[Excerpts from an interface dataset]
*** Begin section ***

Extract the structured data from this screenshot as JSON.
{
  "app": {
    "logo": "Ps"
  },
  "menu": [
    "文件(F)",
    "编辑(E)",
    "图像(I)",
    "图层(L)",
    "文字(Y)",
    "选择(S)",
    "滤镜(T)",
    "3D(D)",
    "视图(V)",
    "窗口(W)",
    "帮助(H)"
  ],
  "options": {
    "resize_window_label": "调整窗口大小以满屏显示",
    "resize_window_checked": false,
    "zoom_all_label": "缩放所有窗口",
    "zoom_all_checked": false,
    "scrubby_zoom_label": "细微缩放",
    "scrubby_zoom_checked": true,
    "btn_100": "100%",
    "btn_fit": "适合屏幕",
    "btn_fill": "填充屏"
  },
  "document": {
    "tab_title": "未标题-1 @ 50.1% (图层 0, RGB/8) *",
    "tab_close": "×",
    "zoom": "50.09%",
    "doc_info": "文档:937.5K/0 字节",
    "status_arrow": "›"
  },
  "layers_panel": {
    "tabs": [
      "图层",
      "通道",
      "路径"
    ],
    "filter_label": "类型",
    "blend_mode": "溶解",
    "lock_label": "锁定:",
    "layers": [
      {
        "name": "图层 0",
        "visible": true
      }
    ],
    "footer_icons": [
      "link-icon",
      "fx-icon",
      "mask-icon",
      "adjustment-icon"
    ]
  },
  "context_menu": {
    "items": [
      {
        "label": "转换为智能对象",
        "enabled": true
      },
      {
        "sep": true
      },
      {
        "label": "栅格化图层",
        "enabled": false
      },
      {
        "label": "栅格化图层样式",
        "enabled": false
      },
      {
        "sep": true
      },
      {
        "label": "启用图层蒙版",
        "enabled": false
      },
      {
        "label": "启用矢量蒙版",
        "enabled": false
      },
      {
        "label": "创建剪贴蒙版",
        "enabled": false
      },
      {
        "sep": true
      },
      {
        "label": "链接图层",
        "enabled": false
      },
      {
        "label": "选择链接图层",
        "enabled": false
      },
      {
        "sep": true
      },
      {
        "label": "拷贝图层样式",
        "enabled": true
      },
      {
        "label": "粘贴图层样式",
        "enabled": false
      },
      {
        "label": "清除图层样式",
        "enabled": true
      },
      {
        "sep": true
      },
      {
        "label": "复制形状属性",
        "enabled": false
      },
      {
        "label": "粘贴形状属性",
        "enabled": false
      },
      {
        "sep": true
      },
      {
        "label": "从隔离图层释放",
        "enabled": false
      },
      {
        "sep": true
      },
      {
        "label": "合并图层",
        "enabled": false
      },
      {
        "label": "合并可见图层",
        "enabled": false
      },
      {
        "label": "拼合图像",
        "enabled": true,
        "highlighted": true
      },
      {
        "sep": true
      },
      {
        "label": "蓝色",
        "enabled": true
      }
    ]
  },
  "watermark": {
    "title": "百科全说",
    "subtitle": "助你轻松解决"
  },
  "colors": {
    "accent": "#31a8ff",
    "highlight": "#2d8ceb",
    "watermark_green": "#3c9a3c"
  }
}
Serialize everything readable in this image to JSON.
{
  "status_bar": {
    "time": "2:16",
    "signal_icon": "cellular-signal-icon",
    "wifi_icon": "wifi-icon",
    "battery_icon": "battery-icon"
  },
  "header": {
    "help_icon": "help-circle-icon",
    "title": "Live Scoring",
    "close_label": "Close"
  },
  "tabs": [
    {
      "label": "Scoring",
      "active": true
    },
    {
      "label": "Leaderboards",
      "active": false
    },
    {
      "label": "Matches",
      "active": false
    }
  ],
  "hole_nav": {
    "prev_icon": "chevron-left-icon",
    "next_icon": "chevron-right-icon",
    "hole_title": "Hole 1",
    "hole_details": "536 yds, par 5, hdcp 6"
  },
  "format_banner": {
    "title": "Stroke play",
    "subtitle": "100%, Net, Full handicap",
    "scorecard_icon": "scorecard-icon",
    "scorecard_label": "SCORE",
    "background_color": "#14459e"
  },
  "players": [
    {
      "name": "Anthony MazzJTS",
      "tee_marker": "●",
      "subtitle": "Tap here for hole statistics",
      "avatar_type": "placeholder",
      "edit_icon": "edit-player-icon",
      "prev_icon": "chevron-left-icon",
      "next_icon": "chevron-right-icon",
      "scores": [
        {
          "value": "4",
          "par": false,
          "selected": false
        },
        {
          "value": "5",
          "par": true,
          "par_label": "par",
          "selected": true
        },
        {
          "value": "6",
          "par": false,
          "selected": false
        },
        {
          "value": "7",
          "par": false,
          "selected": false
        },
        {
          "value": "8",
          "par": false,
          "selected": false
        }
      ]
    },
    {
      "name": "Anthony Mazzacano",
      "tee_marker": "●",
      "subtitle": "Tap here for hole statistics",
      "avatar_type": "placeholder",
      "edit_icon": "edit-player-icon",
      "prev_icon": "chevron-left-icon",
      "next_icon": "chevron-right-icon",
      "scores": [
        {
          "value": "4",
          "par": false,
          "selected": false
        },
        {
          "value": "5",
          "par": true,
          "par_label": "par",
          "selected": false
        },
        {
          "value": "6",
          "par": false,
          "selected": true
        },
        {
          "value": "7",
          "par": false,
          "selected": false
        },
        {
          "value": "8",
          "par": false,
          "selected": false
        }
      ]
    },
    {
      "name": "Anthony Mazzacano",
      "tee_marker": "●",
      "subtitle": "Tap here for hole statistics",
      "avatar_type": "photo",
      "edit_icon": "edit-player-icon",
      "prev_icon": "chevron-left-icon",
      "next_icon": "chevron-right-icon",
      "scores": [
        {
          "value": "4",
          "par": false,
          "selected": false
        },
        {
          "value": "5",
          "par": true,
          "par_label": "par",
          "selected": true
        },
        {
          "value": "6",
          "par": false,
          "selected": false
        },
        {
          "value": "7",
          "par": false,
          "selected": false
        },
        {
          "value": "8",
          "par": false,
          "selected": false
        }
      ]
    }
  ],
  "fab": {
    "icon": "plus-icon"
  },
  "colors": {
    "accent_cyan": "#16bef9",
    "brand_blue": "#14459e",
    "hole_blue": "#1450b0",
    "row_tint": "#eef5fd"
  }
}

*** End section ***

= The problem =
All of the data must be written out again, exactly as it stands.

= Solved exercise =
Extract the structured data from this screenshot as JSON.
{
  "app": {
    "logo": "Ps"
  },
  "menu": [
    "文件(F)",
    "编辑(E)",
    "图像(I)",
    "图层(L)",
    "文字(Y)",
    "选择(S)",
    "滤镜(T)",
    "3D(D)",
    "视图(V)",
    "窗口(W)",
    "帮助(H)"
  ],
  "options": {
    "resize_window_label": "调整窗口大小以满屏显示",
    "resize_window_checked": false,
    "zoom_all_label": "缩放所有窗口",
    "zoom_all_checked": false,
    "scrubby_zoom_label": "细微缩放",
    "scrubby_zoom_checked": true,
    "btn_100": "100%",
    "btn_fit": "适合屏幕",
    "btn_fill": "填充屏"
  },
  "document": {
    "tab_title": "未标题-1 @ 50.1% (图层 0, RGB/8) *",
    "tab_close": "×",
    "zoom": "50.09%",
    "doc_info": "文档:937.5K/0 字节",
    "status_arrow": "›"
  },
  "layers_panel": {
    "tabs": [
      "图层",
      "通道",
      "路径"
    ],
    "filter_label": "类型",
    "blend_mode": "溶解",
    "lock_label": "锁定:",
    "layers": [
      {
        "name": "图层 0",
        "visible": true
      }
    ],
    "footer_icons": [
      "link-icon",
      "fx-icon",
      "mask-icon",
      "adjustment-icon"
    ]
  },
  "context_menu": {
    "items": [
      {
        "label": "转换为智能对象",
        "enabled": true
      },
      {
        "sep": true
      },
      {
        "label": "栅格化图层",
        "enabled": false
      },
      {
        "label": "栅格化图层样式",
        "enabled": false
      },
      {
        "sep": true
      },
      {
        "label": "启用图层蒙版",
        "enabled": false
      },
      {
        "label": "启用矢量蒙版",
        "enabled": false
      },
      {
        "label": "创建剪贴蒙版",
        "enabled": false
      },
      {
        "sep": true
      },
      {
        "label": "链接图层",
        "enabled": false
      },
      {
        "label": "选择链接图层",
        "enabled": false
      },
      {
        "sep": true
      },
      {
        "label": "拷贝图层样式",
        "enabled": true
      },
      {
        "label": "粘贴图层样式",
        "enabled": false
      },
      {
        "label": "清除图层样式",
        "enabled": true
      },
      {
        "sep": true
      },
      {
        "label": "复制形状属性",
        "enabled": false
      },
      {
        "label": "粘贴形状属性",
        "enabled": false
      },
      {
        "sep": true
      },
      {
        "label": "从隔离图层释放",
        "enabled": false
      },
      {
        "sep": true
      },
      {
        "label": "合并图层",
        "enabled": false
      },
      {
        "label": "合并可见图层",
        "enabled": false
      },
      {
        "label": "拼合图像",
        "enabled": true,
        "highlighted": true
      },
      {
        "sep": true
      },
      {
        "label": "蓝色",
        "enabled": true
      }
    ]
  },
  "watermark": {
    "title": "百科全说",
    "subtitle": "助你轻松解决"
  },
  "colors": {
    "accent": "#31a8ff",
    "highlight": "#2d8ceb",
    "watermark_green": "#3c9a3c"
  }
}
Serialize everything readable in this image to JSON.
{
  "status_bar": {
    "time": "2:16",
    "signal_icon": "cellular-signal-icon",
    "wifi_icon": "wifi-icon",
    "battery_icon": "battery-icon"
  },
  "header": {
    "help_icon": "help-circle-icon",
    "title": "Live Scoring",
    "close_label": "Close"
  },
  "tabs": [
    {
      "label": "Scoring",
      "active": true
    },
    {
      "label": "Leaderboards",
      "active": false
    },
    {
      "label": "Matches",
      "active": false
    }
  ],
  "hole_nav": {
    "prev_icon": "chevron-left-icon",
    "next_icon": "chevron-right-icon",
    "hole_title": "Hole 1",
    "hole_details": "536 yds, par 5, hdcp 6"
  },
  "format_banner": {
    "title": "Stroke play",
    "subtitle": "100%, Net, Full handicap",
    "scorecard_icon": "scorecard-icon",
    "scorecard_label": "SCORE",
    "background_color": "#14459e"
  },
  "players": [
    {
      "name": "Anthony MazzJTS",
      "tee_marker": "●",
      "subtitle": "Tap here for hole statistics",
      "avatar_type": "placeholder",
      "edit_icon": "edit-player-icon",
      "prev_icon": "chevron-left-icon",
      "next_icon": "chevron-right-icon",
      "scores": [
        {
          "value": "4",
          "par": false,
          "selected": false
        },
        {
          "value": "5",
          "par": true,
          "par_label": "par",
          "selected": true
        },
        {
          "value": "6",
          "par": false,
          "selected": false
        },
        {
          "value": "7",
          "par": false,
          "selected": false
        },
        {
          "value": "8",
          "par": false,
          "selected": false
        }
      ]
    },
    {
      "name": "Anthony Mazzacano",
      "tee_marker": "●",
      "subtitle": "Tap here for hole statistics",
      "avatar_type": "placeholder",
      "edit_icon": "edit-player-icon",
      "prev_icon": "chevron-left-icon",
      "next_icon": "chevron-right-icon",
      "scores": [
        {
          "value": "4",
          "par": false,
          "selected": false
        },
        {
          "value": "5",
          "par": true,
          "par_label": "par",
          "selected": false
        },
        {
          "value": "6",
          "par": false,
          "selected": true
        },
        {
          "value": "7",
          "par": false,
          "selected": false
        },
        {
          "value": "8",
          "par": false,
          "selected": false
        }
      ]
    },
    {
      "name": "Anthony Mazzacano",
      "tee_marker": "●",
      "subtitle": "Tap here for hole statistics",
      "avatar_type": "photo",
      "edit_icon": "edit-player-icon",
      "prev_icon": "chevron-left-icon",
      "next_icon": "chevron-right-icon",
      "scores": [
        {
          "value": "4",
          "par": false,
          "selected": false
        },
        {
          "value": "5",
          "par": true,
          "par_label": "par",
          "selected": true
        },
        {
          "value": "6",
          "par": false,
          "selected": false
        },
        {
          "value": "7",
          "par": false,
          "selected": false
        },
        {
          "value": "8",
          "par": false,
          "selected": false
        }
      ]
    }
  ],
  "fab": {
    "icon": "plus-icon"
  },
  "colors": {
    "accent_cyan": "#16bef9",
    "brand_blue": "#14459e",
    "hole_blue": "#1450b0",
    "row_tint": "#eef5fd"
  }
}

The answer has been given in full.